## Your assignment
Restate the records word for word, omitting nothing.

## Provided entries

○ ○ ○ ○ ○

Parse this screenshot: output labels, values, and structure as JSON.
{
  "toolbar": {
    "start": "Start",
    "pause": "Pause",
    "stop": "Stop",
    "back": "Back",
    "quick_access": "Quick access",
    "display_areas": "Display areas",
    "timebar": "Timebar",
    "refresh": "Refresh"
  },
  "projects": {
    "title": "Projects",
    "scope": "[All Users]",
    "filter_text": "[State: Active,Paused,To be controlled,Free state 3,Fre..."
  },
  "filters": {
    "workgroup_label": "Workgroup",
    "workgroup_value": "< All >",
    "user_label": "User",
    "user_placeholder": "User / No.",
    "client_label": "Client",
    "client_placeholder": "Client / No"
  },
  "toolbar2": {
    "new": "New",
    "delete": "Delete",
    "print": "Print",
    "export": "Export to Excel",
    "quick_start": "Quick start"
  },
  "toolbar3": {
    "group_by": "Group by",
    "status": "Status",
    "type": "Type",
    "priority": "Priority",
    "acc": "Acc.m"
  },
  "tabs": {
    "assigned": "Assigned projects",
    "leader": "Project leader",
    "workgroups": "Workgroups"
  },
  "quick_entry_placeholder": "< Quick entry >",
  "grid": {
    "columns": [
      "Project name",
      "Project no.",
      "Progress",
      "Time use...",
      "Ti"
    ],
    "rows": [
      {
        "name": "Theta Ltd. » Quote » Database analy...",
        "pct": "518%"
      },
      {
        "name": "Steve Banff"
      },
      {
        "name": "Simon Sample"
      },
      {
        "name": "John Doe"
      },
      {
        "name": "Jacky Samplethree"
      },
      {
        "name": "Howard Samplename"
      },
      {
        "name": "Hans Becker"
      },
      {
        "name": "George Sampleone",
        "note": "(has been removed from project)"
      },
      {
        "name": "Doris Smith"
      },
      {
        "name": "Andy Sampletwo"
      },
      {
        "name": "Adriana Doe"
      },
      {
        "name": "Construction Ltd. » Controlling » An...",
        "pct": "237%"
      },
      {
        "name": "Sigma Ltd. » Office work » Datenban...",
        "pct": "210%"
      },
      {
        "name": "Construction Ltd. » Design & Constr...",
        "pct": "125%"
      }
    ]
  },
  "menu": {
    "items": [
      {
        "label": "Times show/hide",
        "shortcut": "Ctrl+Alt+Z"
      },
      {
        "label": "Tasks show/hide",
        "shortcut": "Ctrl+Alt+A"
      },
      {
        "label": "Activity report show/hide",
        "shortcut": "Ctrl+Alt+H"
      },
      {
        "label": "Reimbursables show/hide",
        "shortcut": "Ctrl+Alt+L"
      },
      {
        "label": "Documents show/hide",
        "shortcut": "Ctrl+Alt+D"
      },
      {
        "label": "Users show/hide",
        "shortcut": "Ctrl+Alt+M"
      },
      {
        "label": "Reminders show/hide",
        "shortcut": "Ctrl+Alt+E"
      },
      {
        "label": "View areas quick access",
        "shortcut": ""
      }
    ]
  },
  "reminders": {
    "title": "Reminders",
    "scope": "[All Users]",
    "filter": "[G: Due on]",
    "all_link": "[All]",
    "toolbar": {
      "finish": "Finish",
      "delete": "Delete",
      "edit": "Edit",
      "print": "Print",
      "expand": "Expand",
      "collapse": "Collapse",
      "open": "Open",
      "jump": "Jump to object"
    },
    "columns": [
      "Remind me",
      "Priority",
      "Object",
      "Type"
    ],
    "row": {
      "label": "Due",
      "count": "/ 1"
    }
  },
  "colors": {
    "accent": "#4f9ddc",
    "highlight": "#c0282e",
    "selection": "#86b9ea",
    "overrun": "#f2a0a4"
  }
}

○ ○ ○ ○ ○

## Response to this exercise
Parse this screenshot: output labels, values, and structure as JSON.
{
  "toolbar": {
    "start": "Start",
    "pause": "Pause",
    "stop": "Stop",
    "back": "Back",
    "quick_access": "Quick access",
    "display_areas": "Display areas",
    "timebar": "Timebar",
    "refresh": "Refresh"
  },
  "projects": {
    "title": "Projects",
    "scope": "[All Users]",
    "filter_text": "[State: Active,Paused,To be controlled,Free state 3,Fre..."
  },
  "filters": {
    "workgroup_label": "Workgroup",
    "workgroup_value": "< All >",
    "user_label": "User",
    "user_placeholder": "User / No.",
    "client_label": "Client",
    "client_placeholder": "Client / No"
  },
  "toolbar2": {
    "new": "New",
    "delete": "Delete",
    "print": "Print",
    "export": "Export to Excel",
    "quick_start": "Quick start"
  },
  "toolbar3": {
    "group_by": "Group by",
    "status": "Status",
    "type": "Type",
    "priority": "Priority",
    "acc": "Acc.m"
  },
  "tabs": {
    "assigned": "Assigned projects",
    "leader": "Project leader",
    "workgroups": "Workgroups"
  },
  "quick_entry_placeholder": "< Quick entry >",
  "grid": {
    "columns": [
      "Project name",
      "Project no.",
      "Progress",
      "Time use...",
      "Ti"
    ],
    "rows": [
      {
        "name": "Theta Ltd. » Quote » Database analy...",
        "pct": "518%"
      },
      {
        "name": "Steve Banff"
      },
      {
        "name": "Simon Sample"
      },
      {
        "name": "John Doe"
      },
      {
        "name": "Jacky Samplethree"
      },
      {
        "name": "Howard Samplename"
      },
      {
        "name": "Hans Becker"
      },
      {
        "name": "George Sampleone",
        "note": "(has been removed from project)"
      },
      {
        "name": "Doris Smith"
      },
      {
        "name": "Andy Sampletwo"
      },
      {
        "name": "Adriana Doe"
      },
      {
        "name": "Construction Ltd. » Controlling » An...",
        "pct": "237%"
      },
      {
        "name": "Sigma Ltd. » Office work » Datenban...",
        "pct": "210%"
      },
      {
        "name": "Construction Ltd. » Design & Constr...",
        "pct": "125%"
      }
    ]
  },
  "menu": {
    "items": [
      {
        "label": "Times show/hide",
        "shortcut": "Ctrl+Alt+Z"
      },
      {
        "label": "Tasks show/hide",
        "shortcut": "Ctrl+Alt+A"
      },
      {
        "label": "Activity report show/hide",
        "shortcut": "Ctrl+Alt+H"
      },
      {
        "label": "Reimbursables show/hide",
        "shortcut": "Ctrl+Alt+L"
      },
      {
        "label": "Documents show/hide",
        "shortcut": "Ctrl+Alt+D"
      },
      {
        "label": "Users show/hide",
        "shortcut": "Ctrl+Alt+M"
      },
      {
        "label": "Reminders show/hide",
        "shortcut": "Ctrl+Alt+E"
      },
      {
        "label": "View areas quick access",
        "shortcut": ""
      }
    ]
  },
  "reminders": {
    "title": "Reminders",
    "scope": "[All Users]",
    "filter": "[G: Due on]",
    "all_link": "[All]",
    "toolbar": {
      "finish": "Finish",
      "delete": "Delete",
      "edit": "Edit",
      "print": "Print",
      "expand": "Expand",
      "collapse": "Collapse",
      "open": "Open",
      "jump": "Jump to object"
    },
    "columns": [
      "Remind me",
      "Priority",
      "Object",
      "Type"
    ],
    "row": {
      "label": "Due",
      "count": "/ 1"
    }
  },
  "colors": {
    "accent": "#4f9ddc",
    "highlight": "#c0282e",
    "selection": "#86b9ea",
    "overrun": "#f2a0a4"
  }
}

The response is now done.